The Plight of native and wild bees

I became aware of the struggle of native and wild bees last years when I was looking into honey bees. They, I thought, were the ones in trouble. Because honey bees have people looking after them due to the money making value in them, they stand a greater chance of survival.

I didn’t realise just how many varieties of wild bees there are out there and how precarious their situation is.

You’ll find here and here, some good advice on how you can help give them a chance.

I entered this painting depicting their plight in the Newfoundland and Labrador Arts and Letters last Fall and it was one if the winners.

pesticidal homicide

Pesticidal Homicide, The Plight of Native Bees.

2′ by 3′ oil on canvas.

Contact me if interested.

The Terra Nova Sulphite Co. Mill Process #1

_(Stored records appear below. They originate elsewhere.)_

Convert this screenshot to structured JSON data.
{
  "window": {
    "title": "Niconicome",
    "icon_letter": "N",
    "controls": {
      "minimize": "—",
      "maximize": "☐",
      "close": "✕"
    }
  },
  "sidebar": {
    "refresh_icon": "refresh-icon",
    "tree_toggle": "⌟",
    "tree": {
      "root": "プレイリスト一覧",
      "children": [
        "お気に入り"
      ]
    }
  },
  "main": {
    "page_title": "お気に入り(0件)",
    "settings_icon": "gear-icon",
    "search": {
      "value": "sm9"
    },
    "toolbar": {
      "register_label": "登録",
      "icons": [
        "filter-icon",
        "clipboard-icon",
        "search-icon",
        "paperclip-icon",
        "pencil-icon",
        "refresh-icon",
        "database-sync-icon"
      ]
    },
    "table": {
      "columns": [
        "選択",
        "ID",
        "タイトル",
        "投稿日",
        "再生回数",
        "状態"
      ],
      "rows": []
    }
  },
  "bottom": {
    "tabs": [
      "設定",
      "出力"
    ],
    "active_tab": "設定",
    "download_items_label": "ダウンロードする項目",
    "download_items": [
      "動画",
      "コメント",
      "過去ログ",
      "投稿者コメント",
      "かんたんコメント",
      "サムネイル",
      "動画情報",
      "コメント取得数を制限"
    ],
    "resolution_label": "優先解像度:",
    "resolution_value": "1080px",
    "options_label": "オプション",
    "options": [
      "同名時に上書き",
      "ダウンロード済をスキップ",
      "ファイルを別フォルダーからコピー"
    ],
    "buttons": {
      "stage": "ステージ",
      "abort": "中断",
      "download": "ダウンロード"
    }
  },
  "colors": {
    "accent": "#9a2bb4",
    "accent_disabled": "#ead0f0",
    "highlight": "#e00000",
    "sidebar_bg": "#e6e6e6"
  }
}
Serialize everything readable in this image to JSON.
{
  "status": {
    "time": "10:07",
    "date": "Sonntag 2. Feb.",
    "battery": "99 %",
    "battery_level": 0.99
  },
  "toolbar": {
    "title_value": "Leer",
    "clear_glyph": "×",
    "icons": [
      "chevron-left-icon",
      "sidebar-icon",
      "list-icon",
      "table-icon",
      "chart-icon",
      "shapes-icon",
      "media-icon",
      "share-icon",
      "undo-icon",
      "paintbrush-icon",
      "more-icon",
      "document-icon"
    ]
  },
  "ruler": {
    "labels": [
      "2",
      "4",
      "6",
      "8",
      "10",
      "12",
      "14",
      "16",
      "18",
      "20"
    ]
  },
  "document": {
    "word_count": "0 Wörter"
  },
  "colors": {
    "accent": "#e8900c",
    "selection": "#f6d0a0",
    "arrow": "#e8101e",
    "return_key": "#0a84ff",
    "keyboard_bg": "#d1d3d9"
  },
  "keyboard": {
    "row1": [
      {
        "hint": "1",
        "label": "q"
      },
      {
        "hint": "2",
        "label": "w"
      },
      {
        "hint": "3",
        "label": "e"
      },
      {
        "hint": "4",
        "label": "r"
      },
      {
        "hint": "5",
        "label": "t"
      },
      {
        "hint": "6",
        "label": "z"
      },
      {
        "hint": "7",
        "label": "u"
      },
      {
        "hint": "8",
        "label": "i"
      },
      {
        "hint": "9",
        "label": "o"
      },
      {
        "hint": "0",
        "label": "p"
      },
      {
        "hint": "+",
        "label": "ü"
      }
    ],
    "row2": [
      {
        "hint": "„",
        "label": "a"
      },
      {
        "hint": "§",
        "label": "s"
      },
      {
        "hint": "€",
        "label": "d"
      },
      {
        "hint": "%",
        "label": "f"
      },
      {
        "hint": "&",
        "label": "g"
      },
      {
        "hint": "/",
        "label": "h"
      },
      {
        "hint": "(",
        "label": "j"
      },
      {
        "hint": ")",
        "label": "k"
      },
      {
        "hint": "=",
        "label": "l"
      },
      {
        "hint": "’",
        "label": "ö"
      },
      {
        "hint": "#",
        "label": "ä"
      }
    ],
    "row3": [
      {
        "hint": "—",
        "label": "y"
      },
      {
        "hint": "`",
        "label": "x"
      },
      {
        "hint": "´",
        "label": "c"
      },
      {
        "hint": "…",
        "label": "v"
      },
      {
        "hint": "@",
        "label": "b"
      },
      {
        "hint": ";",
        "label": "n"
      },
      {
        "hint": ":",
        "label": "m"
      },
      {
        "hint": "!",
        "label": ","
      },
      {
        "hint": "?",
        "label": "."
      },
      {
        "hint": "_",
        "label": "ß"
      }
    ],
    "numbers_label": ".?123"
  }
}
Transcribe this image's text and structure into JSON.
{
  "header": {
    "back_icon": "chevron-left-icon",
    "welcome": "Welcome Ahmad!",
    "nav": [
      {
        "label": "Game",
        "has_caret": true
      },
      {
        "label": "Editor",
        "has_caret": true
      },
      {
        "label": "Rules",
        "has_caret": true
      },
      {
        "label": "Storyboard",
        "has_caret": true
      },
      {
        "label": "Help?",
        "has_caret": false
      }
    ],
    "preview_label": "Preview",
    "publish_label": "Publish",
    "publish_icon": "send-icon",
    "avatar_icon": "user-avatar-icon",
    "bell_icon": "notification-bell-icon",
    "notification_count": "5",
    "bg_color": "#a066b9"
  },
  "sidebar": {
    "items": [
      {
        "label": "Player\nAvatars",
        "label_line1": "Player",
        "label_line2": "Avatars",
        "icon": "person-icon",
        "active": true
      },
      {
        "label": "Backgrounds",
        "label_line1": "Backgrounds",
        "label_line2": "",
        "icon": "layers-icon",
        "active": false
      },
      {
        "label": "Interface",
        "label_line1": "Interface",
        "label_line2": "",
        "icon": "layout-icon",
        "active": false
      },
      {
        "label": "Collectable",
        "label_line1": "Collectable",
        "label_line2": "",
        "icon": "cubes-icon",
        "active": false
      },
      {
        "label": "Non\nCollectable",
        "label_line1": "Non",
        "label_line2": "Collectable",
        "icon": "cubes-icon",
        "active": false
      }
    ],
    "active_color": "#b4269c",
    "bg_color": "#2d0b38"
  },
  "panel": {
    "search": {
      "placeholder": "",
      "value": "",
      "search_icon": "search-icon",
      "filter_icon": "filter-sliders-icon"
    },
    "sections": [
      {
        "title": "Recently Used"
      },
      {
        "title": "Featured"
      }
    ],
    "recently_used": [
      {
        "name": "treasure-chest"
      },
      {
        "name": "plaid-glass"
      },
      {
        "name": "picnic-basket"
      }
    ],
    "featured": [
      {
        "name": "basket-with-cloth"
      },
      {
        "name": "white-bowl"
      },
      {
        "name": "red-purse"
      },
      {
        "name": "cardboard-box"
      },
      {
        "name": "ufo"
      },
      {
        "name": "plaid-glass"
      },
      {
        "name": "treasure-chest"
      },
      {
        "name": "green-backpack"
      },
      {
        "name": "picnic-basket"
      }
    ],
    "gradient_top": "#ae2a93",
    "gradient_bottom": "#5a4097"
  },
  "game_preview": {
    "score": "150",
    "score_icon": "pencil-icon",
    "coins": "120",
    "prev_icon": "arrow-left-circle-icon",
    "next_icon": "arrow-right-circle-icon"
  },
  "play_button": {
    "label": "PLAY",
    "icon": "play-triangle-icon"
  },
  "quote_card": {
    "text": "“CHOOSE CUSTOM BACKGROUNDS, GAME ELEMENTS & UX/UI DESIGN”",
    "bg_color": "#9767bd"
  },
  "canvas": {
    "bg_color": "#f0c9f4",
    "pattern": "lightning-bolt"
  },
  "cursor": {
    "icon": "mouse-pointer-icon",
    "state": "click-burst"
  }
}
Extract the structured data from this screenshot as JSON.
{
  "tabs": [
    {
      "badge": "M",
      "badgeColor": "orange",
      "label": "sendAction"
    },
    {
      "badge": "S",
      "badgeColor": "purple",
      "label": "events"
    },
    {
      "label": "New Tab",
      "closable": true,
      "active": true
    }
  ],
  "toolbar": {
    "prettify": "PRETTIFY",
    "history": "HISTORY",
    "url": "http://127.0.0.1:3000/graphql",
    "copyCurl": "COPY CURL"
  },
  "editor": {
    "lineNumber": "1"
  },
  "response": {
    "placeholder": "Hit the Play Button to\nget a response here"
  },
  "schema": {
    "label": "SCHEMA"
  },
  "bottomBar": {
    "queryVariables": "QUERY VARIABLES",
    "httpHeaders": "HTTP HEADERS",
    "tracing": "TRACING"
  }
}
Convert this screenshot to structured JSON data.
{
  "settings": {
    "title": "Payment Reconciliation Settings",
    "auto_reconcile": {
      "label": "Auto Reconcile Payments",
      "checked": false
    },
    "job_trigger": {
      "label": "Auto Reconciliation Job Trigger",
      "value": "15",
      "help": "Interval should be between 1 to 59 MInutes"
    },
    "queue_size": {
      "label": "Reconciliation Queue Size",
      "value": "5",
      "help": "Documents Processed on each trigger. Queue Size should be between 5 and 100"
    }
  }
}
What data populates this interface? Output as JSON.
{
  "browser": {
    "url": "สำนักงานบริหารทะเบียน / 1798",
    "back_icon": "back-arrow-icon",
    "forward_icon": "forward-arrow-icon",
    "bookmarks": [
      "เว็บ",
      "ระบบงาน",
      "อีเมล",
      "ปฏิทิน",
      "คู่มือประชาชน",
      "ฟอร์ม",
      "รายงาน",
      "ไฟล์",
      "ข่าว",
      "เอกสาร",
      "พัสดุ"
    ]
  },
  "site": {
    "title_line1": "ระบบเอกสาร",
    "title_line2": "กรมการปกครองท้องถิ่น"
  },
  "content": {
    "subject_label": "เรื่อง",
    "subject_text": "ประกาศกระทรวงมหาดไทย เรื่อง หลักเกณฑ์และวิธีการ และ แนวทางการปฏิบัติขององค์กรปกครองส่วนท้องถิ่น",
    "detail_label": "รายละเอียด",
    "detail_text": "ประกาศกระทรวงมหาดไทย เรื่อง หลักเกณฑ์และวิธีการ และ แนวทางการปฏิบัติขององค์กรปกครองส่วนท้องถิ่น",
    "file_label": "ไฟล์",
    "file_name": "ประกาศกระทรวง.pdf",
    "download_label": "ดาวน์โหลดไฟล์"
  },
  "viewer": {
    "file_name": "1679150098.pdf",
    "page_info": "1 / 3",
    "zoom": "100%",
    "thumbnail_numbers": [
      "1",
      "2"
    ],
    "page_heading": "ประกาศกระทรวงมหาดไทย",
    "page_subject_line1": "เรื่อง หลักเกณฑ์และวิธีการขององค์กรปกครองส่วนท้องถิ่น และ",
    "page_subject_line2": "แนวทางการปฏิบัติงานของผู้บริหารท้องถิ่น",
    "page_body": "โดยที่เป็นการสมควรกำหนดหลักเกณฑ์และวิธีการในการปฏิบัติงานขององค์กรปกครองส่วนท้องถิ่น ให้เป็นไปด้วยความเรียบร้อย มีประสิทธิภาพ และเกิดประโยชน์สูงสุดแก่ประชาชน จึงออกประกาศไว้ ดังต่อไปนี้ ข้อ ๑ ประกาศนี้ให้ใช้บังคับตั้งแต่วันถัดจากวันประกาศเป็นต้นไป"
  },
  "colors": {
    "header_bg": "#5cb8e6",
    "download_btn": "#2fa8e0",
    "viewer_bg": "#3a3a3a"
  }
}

I have always been intrigued by this derelict building in Glovertown. It can be seen from the road in town, looming higher than the forest surrounding it. It is quite creepy. As a teenager I went inside. Never would I attempt that now. I went there a few years ago with my daughter and took pictures to use as reference some day. Well the time is now. This piece is 3 by 3 feet. I am in early stages at this point and I am excited to see what comes of it.

Excerpt:”The Terra Nova Sulphite Co. Mill was built in 1921 by the Terra Nova Sulphite Company with the financial aid of Norwegian investors. Today the shelled concrete structure of this abandoned pulp mill can be seen towering over the banks of the Terra Nova River near the community of Glovertown. During the early 20th century pulp mills became very popular as the demand for pulp was high. The island had an abundance in black spruce trees which were considered ideal for pulp and paper making. This led the Terra Nova Sulphite Company to begin looking for investors for placing a pulp mill in Glovertown.

The location was chosen for two reasons; its proximity to salt water and the Terra Nova River, which would allow for hydro power generation and the ability to transport wood down the river to the mill.”